TASK INSTRUCTIONS:
Return a copy of every line in the records that includes the word "Workshop".

====== DATASET RECORDS

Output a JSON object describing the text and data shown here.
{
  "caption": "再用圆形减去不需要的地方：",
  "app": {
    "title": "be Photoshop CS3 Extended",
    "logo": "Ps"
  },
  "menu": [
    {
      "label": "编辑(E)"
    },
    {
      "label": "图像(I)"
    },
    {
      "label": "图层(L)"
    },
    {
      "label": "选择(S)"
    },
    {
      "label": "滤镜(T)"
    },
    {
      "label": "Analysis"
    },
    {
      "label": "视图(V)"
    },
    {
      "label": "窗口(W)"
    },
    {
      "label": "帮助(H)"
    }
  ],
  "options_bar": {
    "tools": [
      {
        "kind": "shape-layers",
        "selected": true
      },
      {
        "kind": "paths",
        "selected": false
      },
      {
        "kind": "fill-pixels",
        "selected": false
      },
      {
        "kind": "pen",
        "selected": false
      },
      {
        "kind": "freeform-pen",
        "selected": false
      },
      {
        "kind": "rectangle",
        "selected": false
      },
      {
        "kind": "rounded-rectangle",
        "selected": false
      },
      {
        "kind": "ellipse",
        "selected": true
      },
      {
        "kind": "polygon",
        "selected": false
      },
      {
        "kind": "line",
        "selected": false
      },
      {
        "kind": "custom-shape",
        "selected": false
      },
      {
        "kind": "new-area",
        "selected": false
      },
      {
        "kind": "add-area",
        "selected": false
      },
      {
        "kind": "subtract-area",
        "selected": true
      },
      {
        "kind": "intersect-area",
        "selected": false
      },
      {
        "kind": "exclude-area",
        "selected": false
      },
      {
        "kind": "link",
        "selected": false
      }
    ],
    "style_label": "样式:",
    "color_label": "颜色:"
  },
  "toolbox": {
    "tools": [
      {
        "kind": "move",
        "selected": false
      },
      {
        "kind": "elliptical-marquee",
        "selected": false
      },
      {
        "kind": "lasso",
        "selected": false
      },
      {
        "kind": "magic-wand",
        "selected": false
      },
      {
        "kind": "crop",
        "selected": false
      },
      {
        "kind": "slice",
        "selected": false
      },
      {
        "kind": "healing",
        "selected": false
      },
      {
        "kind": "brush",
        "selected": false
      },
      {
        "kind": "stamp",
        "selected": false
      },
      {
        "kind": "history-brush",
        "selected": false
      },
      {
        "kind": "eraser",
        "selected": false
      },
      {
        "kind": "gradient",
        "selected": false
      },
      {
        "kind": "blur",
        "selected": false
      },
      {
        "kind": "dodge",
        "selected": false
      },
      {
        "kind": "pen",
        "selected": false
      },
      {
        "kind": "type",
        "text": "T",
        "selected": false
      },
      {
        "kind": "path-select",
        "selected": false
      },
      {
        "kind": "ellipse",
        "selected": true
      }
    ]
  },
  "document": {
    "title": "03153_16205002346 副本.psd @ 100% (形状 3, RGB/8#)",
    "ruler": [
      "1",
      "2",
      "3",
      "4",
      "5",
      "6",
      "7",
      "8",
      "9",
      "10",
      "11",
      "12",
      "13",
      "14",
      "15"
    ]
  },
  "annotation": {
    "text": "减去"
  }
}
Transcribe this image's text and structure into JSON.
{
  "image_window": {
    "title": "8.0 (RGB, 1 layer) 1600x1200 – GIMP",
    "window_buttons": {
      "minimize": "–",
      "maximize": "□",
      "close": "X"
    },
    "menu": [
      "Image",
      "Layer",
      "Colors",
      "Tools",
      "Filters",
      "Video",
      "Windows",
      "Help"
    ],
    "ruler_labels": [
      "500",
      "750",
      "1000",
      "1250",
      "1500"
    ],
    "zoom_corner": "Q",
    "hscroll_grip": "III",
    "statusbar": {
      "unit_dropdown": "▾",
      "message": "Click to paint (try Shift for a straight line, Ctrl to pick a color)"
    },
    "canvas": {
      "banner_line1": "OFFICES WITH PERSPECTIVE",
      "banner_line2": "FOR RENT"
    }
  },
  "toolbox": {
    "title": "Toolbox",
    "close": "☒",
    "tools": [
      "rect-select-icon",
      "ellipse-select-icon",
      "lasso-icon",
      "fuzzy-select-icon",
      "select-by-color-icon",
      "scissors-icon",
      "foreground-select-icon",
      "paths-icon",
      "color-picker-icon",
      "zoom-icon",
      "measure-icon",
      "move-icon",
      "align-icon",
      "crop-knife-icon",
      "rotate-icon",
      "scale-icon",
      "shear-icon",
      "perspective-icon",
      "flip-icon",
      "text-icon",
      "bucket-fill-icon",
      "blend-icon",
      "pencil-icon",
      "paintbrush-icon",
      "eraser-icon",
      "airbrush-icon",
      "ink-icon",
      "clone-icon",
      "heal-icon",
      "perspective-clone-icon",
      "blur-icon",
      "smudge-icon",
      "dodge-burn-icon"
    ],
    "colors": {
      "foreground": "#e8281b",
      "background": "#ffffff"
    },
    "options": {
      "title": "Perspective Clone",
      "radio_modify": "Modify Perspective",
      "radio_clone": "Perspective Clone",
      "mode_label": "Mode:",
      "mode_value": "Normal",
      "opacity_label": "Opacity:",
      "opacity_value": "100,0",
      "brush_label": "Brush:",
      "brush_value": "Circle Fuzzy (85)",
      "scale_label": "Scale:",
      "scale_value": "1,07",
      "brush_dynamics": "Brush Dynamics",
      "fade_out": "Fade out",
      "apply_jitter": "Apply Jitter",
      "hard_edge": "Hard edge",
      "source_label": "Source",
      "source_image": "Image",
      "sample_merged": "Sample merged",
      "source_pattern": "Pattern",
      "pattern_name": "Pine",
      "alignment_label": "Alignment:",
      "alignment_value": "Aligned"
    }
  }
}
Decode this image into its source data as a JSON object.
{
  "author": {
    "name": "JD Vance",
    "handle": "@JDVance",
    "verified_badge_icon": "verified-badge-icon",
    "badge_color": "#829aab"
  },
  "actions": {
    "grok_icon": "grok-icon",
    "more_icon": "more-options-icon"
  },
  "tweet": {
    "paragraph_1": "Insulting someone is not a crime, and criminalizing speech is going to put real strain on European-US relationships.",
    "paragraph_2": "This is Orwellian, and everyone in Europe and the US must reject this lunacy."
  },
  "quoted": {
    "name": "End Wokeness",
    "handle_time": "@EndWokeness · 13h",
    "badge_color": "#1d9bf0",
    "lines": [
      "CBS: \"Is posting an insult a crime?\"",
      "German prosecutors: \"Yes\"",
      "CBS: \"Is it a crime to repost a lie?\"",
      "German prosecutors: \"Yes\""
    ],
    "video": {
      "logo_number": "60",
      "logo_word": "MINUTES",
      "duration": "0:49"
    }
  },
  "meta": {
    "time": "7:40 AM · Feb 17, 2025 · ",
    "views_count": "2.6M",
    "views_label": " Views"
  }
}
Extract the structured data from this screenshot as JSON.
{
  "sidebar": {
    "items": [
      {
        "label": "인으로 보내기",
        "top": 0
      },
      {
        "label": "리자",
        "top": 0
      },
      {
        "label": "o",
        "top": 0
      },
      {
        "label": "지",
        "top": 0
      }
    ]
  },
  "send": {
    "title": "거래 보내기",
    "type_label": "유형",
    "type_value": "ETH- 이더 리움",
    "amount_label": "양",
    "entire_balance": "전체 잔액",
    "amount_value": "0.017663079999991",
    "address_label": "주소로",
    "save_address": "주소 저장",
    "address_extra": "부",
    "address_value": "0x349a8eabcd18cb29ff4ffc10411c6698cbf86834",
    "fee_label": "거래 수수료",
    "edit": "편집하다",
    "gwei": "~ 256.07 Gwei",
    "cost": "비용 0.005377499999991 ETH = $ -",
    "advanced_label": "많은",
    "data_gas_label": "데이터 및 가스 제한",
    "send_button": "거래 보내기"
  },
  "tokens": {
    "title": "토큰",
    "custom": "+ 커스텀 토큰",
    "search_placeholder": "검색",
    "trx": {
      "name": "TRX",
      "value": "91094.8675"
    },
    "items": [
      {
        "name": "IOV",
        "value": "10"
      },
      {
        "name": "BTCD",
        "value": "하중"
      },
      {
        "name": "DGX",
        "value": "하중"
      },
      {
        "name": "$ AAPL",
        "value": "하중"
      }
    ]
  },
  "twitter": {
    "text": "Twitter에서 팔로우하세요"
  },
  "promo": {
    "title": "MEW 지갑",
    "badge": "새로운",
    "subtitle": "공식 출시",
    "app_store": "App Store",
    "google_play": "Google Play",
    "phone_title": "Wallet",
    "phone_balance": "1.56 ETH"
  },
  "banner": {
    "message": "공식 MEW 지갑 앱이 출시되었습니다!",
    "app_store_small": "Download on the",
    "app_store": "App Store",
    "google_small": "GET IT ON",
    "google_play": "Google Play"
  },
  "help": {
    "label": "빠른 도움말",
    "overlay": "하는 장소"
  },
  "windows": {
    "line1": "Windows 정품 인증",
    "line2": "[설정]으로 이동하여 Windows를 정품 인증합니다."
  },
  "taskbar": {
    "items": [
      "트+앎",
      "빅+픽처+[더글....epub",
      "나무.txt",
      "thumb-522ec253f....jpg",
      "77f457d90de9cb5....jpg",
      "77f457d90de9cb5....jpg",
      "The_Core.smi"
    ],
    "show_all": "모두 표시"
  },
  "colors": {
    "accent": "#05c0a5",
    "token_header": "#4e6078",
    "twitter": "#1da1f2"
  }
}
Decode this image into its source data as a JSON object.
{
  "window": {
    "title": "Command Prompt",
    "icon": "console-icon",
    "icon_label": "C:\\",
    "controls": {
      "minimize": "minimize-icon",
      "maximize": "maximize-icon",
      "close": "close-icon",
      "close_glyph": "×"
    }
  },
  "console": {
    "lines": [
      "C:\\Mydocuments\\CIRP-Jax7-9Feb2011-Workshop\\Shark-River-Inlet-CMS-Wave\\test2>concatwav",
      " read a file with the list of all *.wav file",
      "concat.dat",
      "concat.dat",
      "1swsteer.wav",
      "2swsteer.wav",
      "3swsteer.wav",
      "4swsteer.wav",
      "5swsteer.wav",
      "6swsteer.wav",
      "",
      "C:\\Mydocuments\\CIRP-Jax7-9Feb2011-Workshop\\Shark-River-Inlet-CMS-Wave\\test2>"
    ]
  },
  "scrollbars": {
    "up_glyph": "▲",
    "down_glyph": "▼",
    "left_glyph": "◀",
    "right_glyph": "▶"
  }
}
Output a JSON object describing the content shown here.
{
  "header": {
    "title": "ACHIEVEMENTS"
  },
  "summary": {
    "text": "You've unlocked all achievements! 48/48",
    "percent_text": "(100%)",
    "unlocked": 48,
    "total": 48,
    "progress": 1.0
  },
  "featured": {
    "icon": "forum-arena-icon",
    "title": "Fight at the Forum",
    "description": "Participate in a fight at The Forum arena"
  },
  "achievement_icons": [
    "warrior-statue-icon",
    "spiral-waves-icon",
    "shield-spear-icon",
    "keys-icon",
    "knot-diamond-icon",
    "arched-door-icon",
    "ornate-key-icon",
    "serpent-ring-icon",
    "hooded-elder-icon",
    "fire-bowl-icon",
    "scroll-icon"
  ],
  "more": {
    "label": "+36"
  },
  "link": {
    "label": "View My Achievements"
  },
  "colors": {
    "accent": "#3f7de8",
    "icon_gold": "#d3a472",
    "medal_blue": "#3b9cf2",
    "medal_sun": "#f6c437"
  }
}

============

SOLVED EXERCISE:
      "C:\\Mydocuments\\CIRP-Jax7-9Feb2011-Workshop\\Shark-River-Inlet-CMS-Wave\\test2>concatwav",
      "C:\\Mydocuments\\CIRP-Jax7-9Feb2011-Workshop\\Shark-River-Inlet-CMS-Wave\\test2>"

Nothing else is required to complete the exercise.